But wait! There’s more! This next part I don't recall her adding that evening in the church by the lake. But in the Random House interview, she notes that when something bad happens involving kids, people tend to point the finger at the mother.  Though she is partly referring to some incident in her novel, which as I said I haven’t read, it's not a prerequisite to understanding her meaning, which applies just as accurately to events in real life.

“Of course, when things go wrong, it’s still the mother who gets blamed. Where was she? What was she thinking? … Despite the increased role of fathers in our society, there’s still a sense that motherhood is the big fail if anything goes wrong. Yet it’s independence that is the ultimate success for your kids. If your goal is to build strong people from the ground up, the only way to do that is to give them enough rope to sometimes make their own mistakes.”

Thank you, Anna Quindlen, for being so right, and saying it so well.

Anybody else have some reassuring mantra they dredge up whenever things go wrong?

2 comments:

  1. Thanks for passing along the great quotes.

    I'm a parent and as frightening as it can be to do everything right and still have something bad happen, it's still rather liberating to have the freedom to let go of some of the responsibility for our kids' lives. There is a degree of raising kids, of life in general, that is outside of our control. Most of what happens in our life is outside of our control, really.

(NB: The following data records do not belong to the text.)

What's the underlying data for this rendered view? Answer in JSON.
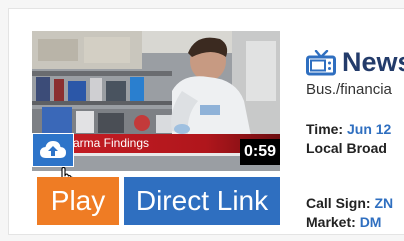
{
  "video": {
    "caption": "arma Findings",
    "duration": "0:59"
  },
  "buttons": {
    "play": "Play",
    "direct_link": "Direct Link"
  },
  "info": {
    "title": "News",
    "category": "Bus./financia",
    "time_label": "Time:",
    "time_value": "Jun 12",
    "broadcast": "Local Broad",
    "call_sign_label": "Call Sign:",
    "call_sign_value": "ZN",
    "market_label": "Market:",
    "market_value": "DM"
  },
  "icons": {
    "upload": "cloud-upload-icon",
    "cursor": "hand-pointer-icon",
    "tv": "tv-icon"
  },
  "colors": {
    "play_button": "#ef7c24",
    "link_button": "#2f6fc0",
    "caption_bar": "#c81e25",
    "title": "#233b6a",
    "value_text": "#2f6fc0"
  }
}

It made me think that maybe the more important part of raising kids isn't giving them climate-controlled perfection, but instead teaching them how to react and adapt when life throws a curve ball--or an opportunity.

    You gave me something to think about!

    ReplyDelete
  2. Hi Sarah, and thanks for your thought-provoking response.

    My sons are high energy, 17 months apart and very [choose your polite term: strong-willed, challenging, spirited ...]. Refused to do my bidding from the get-go. Tough children to raise, but fairly early on I came to think of it as a blessing -- I saw how little control we (or at least I) really have in a lot of different ways.

    I took it as a sign to do my best, hope that a l
    little of it sinks in, cross my fingers, and enjoy it as much as I can while it lasts!

    Katy

    ReplyDelete